(Records from a data collection)
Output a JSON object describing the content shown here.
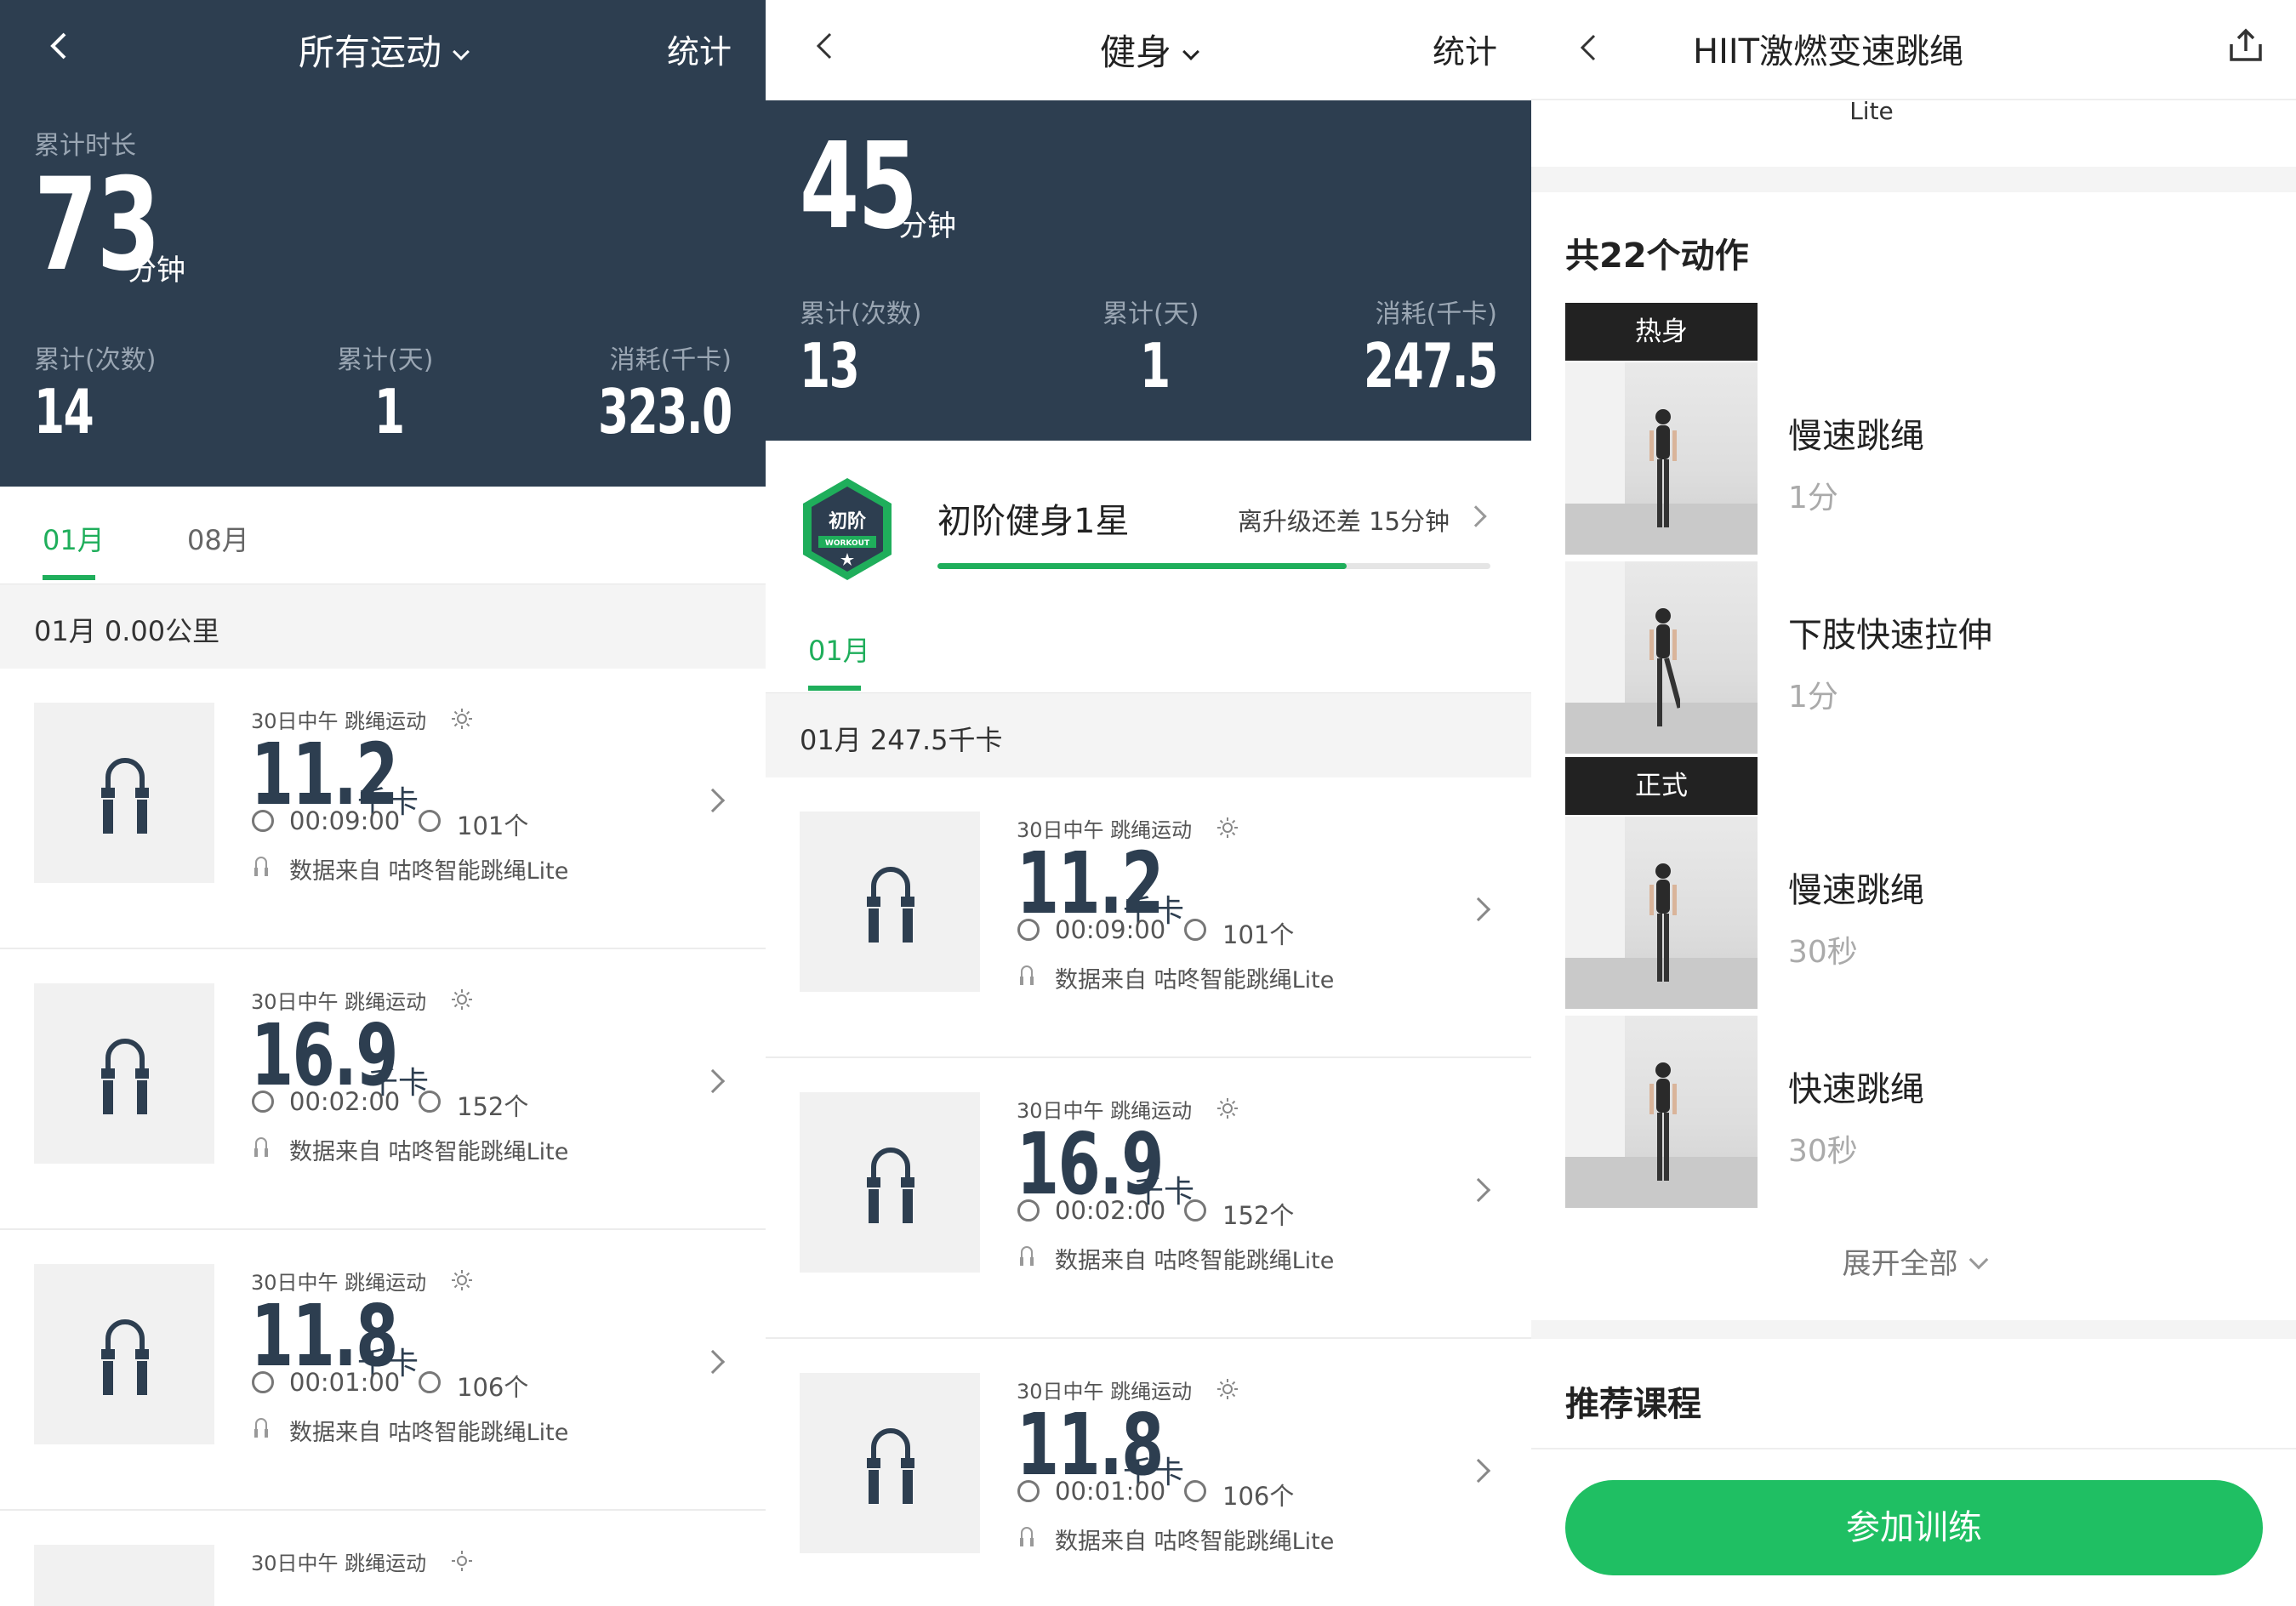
{
  "panel1": {
    "header": {
      "title": "所有运动",
      "right_label": "统计"
    },
    "summary": {
      "duration_label": "累计时长",
      "duration_value": "73",
      "duration_unit": "分钟",
      "count_label": "累计(次数)",
      "count_value": "14",
      "days_label": "累计(天)",
      "days_value": "1",
      "kcal_label": "消耗(千卡)",
      "kcal_value": "323.0"
    },
    "tabs": [
      {
        "label": "01月",
        "active": true
      },
      {
        "label": "08月",
        "active": false
      }
    ],
    "month_summary": "01月  0.00公里",
    "records": [
      {
        "title": "30日中午 跳绳运动",
        "kcal": "11.2",
        "unit": "千卡",
        "time": "00:09:00",
        "count": "101个",
        "source": "数据来自 咕咚智能跳绳Lite"
      },
      {
        "title": "30日中午 跳绳运动",
        "kcal": "16.9",
        "unit": "千卡",
        "time": "00:02:00",
        "count": "152个",
        "source": "数据来自 咕咚智能跳绳Lite"
      },
      {
        "title": "30日中午 跳绳运动",
        "kcal": "11.8",
        "unit": "千卡",
        "time": "00:01:00",
        "count": "106个",
        "source": "数据来自 咕咚智能跳绳Lite"
      },
      {
        "title": "30日中午 跳绳运动"
      }
    ]
  },
  "panel2": {
    "header": {
      "title": "健身",
      "right_label": "统计"
    },
    "summary": {
      "duration_value": "45",
      "duration_unit": "分钟",
      "count_label": "累计(次数)",
      "count_value": "13",
      "days_label": "累计(天)",
      "days_value": "1",
      "kcal_label": "消耗(千卡)",
      "kcal_value": "247.5"
    },
    "level": {
      "badge_text": "初阶",
      "badge_sub": "WORKOUT",
      "name": "初阶健身1星",
      "progress_text": "离升级还差 15分钟",
      "progress": 0.74
    },
    "tabs": [
      {
        "label": "01月",
        "active": true
      }
    ],
    "month_summary": "01月  247.5千卡",
    "records": [
      {
        "title": "30日中午 跳绳运动",
        "kcal": "11.2",
        "unit": "千卡",
        "time": "00:09:00",
        "count": "101个",
        "source": "数据来自 咕咚智能跳绳Lite"
      },
      {
        "title": "30日中午 跳绳运动",
        "kcal": "16.9",
        "unit": "千卡",
        "time": "00:02:00",
        "count": "152个",
        "source": "数据来自 咕咚智能跳绳Lite"
      },
      {
        "title": "30日中午 跳绳运动",
        "kcal": "11.8",
        "unit": "千卡",
        "time": "00:01:00",
        "count": "106个",
        "source": "数据来自 咕咚智能跳绳Lite"
      }
    ]
  },
  "panel3": {
    "header": {
      "title": "HIIT激燃变速跳绳"
    },
    "device_label": "Lite",
    "actions_title": "共22个动作",
    "sections": [
      {
        "label": "热身"
      },
      {
        "label": "正式"
      }
    ],
    "exercises": [
      {
        "name": "慢速跳绳",
        "duration": "1分"
      },
      {
        "name": "下肢快速拉伸",
        "duration": "1分"
      },
      {
        "name": "慢速跳绳",
        "duration": "30秒"
      },
      {
        "name": "快速跳绳",
        "duration": "30秒"
      }
    ],
    "expand_label": "展开全部",
    "recommend_title": "推荐课程",
    "join_button": "参加训练"
  },
  "colors": {
    "header_bg": "#2d3e50",
    "accent_green": "#1fae5b",
    "button_green": "#1fbf63"
  }
}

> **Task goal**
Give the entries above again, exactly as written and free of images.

> **Answer to the problem**
Output a JSON object describing the content shown here.
{
  "panel1": {
    "header": {
      "title": "所有运动",
      "right_label": "统计"
    },
    "summary": {
      "duration_label": "累计时长",
      "duration_value": "73",
      "duration_unit": "分钟",
      "count_label": "累计(次数)",
      "count_value": "14",
      "days_label": "累计(天)",
      "days_value": "1",
      "kcal_label": "消耗(千卡)",
      "kcal_value": "323.0"
    },
    "tabs": [
      {
        "label": "01月",
        "active": true
      },
      {
        "label": "08月",
        "active": false
      }
    ],
    "month_summary": "01月  0.00公里",
    "records": [
      {
        "title": "30日中午 跳绳运动",
        "kcal": "11.2",
        "unit": "千卡",
        "time": "00:09:00",
        "count": "101个",
        "source": "数据来自 咕咚智能跳绳Lite"
      },
      {
        "title": "30日中午 跳绳运动",
        "kcal": "16.9",
        "unit": "千卡",
        "time": "00:02:00",
        "count": "152个",
        "source": "数据来自 咕咚智能跳绳Lite"
      },
      {
        "title": "30日中午 跳绳运动",
        "kcal": "11.8",
        "unit": "千卡",
        "time": "00:01:00",
        "count": "106个",
        "source": "数据来自 咕咚智能跳绳Lite"
      },
      {
        "title": "30日中午 跳绳运动"
      }
    ]
  },
  "panel2": {
    "header": {
      "title": "健身",
      "right_label": "统计"
    },
    "summary": {
      "duration_value": "45",
      "duration_unit": "分钟",
      "count_label": "累计(次数)",
      "count_value": "13",
      "days_label": "累计(天)",
      "days_value": "1",
      "kcal_label": "消耗(千卡)",
      "kcal_value": "247.5"
    },
    "level": {
      "badge_text": "初阶",
      "badge_sub": "WORKOUT",
      "name": "初阶健身1星",
      "progress_text": "离升级还差 15分钟",
      "progress": 0.74
    },
    "tabs": [
      {
        "label": "01月",
        "active": true
      }
    ],
    "month_summary": "01月  247.5千卡",
    "records": [
      {
        "title": "30日中午 跳绳运动",
        "kcal": "11.2",
        "unit": "千卡",
        "time": "00:09:00",
        "count": "101个",
        "source": "数据来自 咕咚智能跳绳Lite"
      },
      {
        "title": "30日中午 跳绳运动",
        "kcal": "16.9",
        "unit": "千卡",
        "time": "00:02:00",
        "count": "152个",
        "source": "数据来自 咕咚智能跳绳Lite"
      },
      {
        "title": "30日中午 跳绳运动",
        "kcal": "11.8",
        "unit": "千卡",
        "time": "00:01:00",
        "count": "106个",
        "source": "数据来自 咕咚智能跳绳Lite"
      }
    ]
  },
  "panel3": {
    "header": {
      "title": "HIIT激燃变速跳绳"
    },
    "device_label": "Lite",
    "actions_title": "共22个动作",
    "sections": [
      {
        "label": "热身"
      },
      {
        "label": "正式"
      }
    ],
    "exercises": [
      {
        "name": "慢速跳绳",
        "duration": "1分"
      },
      {
        "name": "下肢快速拉伸",
        "duration": "1分"
      },
      {
        "name": "慢速跳绳",
        "duration": "30秒"
      },
      {
        "name": "快速跳绳",
        "duration": "30秒"
      }
    ],
    "expand_label": "展开全部",
    "recommend_title": "推荐课程",
    "join_button": "参加训练"
  },
  "colors": {
    "header_bg": "#2d3e50",
    "accent_green": "#1fae5b",
    "button_green": "#1fbf63"
  }
}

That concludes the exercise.